Articles | Volume 16, issue 4
Research article
29 Feb 2016
Research article |  | 29 Feb 2016

Improved simulation of tropospheric ozone by a global-multi-regional two-way coupling model system

Yingying Yan, Jintai Lin, Jinxuan Chen, and Lu Hu

Abstract. Small-scale nonlinear chemical and physical processes over pollution source regions affect the tropospheric ozone (O3), but these processes are not captured by current global chemical transport models (CTMs) and chemistry–climate models that are limited by coarse horizontal resolutions (100–500 km, typically 200 km). These models tend to contain large (and mostly positive) tropospheric O3 biases in the Northern Hemisphere. Here we use the recently built two-way coupling system of the GEOS-Chem CTM to simulate the regional and global tropospheric O3 in 2009. The system couples the global model (at 2.5° long.  ×  2° lat.) and its three nested models (at 0.667° long.  ×  0.5° lat.) covering Asia, North America and Europe, respectively. Specifically, the nested models take lateral boundary conditions (LBCs) from the global model, better capture small-scale processes and feed back to modify the global model simulation within the nested domains, with a subsequent effect on their LBCs.

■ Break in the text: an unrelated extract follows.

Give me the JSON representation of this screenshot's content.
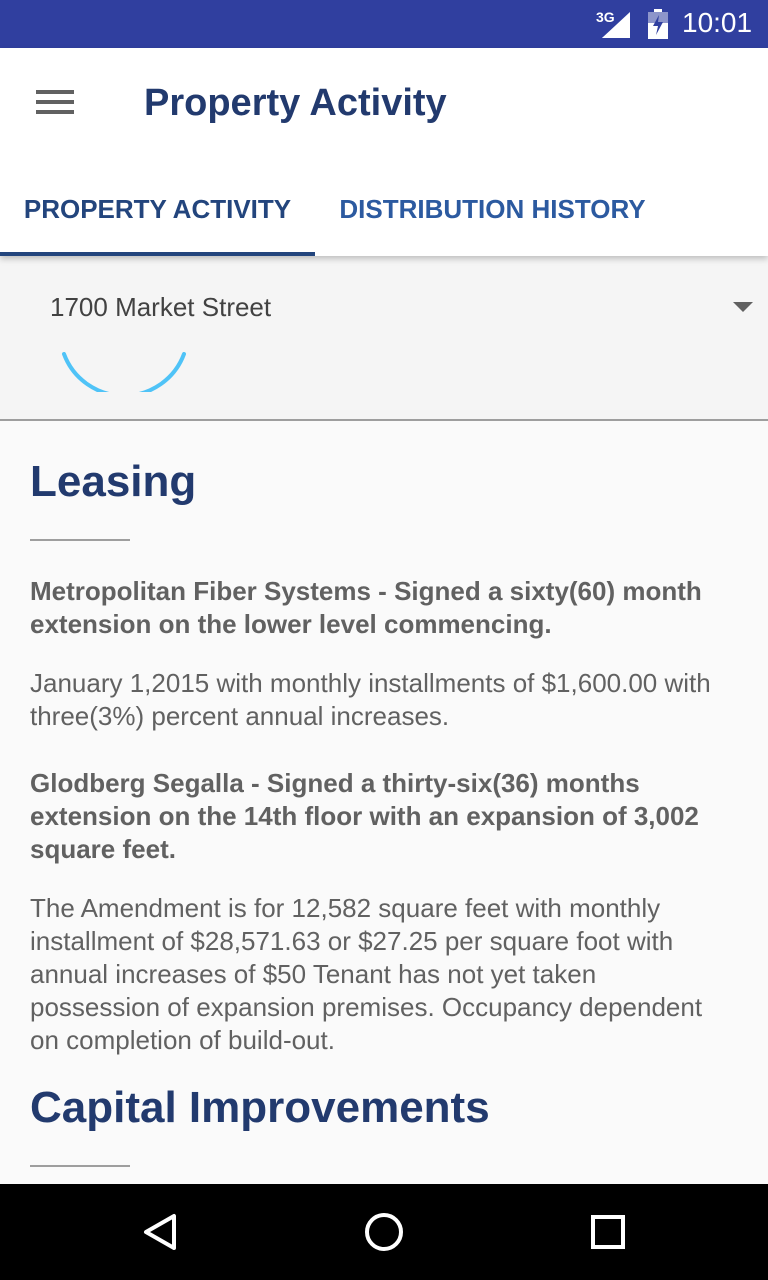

Compared to the global model alone, the two-way coupled system better simulates the tropospheric O3 both within and outside the nested domains, as found by evaluation against a suite of ground (1420 sites from the World Data Centre for Greenhouse Gases (WDCGG), the United States National Oceanic and Atmospheric Administration (NOAA) Earth System Research Laboratory Global Monitoring Division (GMD), the Chemical Coordination Centre of European Monitoring and Evaluation Programme (EMEP), and the United States Environmental Protection Agency Air Quality System (AQS)), aircraft (the High-performance Instrumented Airborne Platform for Environmental Research (HIAPER) Pole-to-Pole Observations (HIPPO) and Measurement of Ozone and Water Vapor by Airbus In- Service Aircraft (MOZAIC)) and satellite measurements (two Ozone Monitoring Instrument (OMI) products). The two-way coupled simulation enhances the correlation in day-to-day variation of afternoon mean surface O3 with the ground measurements from 0.53 to 0.68, and it reduces the mean model bias from 10.8 to 6.7 ppb. Regionally, the coupled system reduces the bias by 4.6 ppb over Europe, 3.9 ppb over North America and 3.1 ppb over other regions. The two-way coupling brings O3 vertical profiles much closer to the HIPPO (for remote areas) and MOZAIC (for polluted regions) data, reducing the tropospheric (0–9 km) mean bias by 3–10 ppb at most MOZAIC sites and by 5.3 ppb for HIPPO profiles. The two-way coupled simulation also reduces the global tropospheric column ozone by 3.0 DU (9.5 %, annual mean), bringing them closer to the OMI data in all seasons. Additionally, the two-way coupled simulation also reduces the global tropospheric mean hydroxyl radical by 5 % with improved estimates of methyl chloroform and methane lifetimes. Simulation improvements are more significant in the Northern Hemisphere, and are mainly driven by improved representation of spatial inhomogeneity in chemistry/emissions.

Within the nested domains, the two-way coupled simulation reduces surface ozone biases relative to typical GEOS-Chem one-way nested simulations, due to much improved LBCs. The bias reduction is 1–7 times the bias reduction from the global to the one-way nested simulation. Improving model representations of small-scale processes is important for understanding the global and regional tropospheric chemistry.

Short summary
We use a newly built two-way coupling system of the GEOS-Chem CTM to simulate the global tropospheric O3 in 2009. It significantly improves the simulation upon the global model by comparisons with a suite of ground, aircraft, and satellite measurements, also reduces the global OH by 5 % with enhancements by 5 % in the lifetimes of MCF and methane. Therefore, improving model representations of small-scale processes is a critical step forward to understanding the global tropospheric chemistry.
Final-revised paper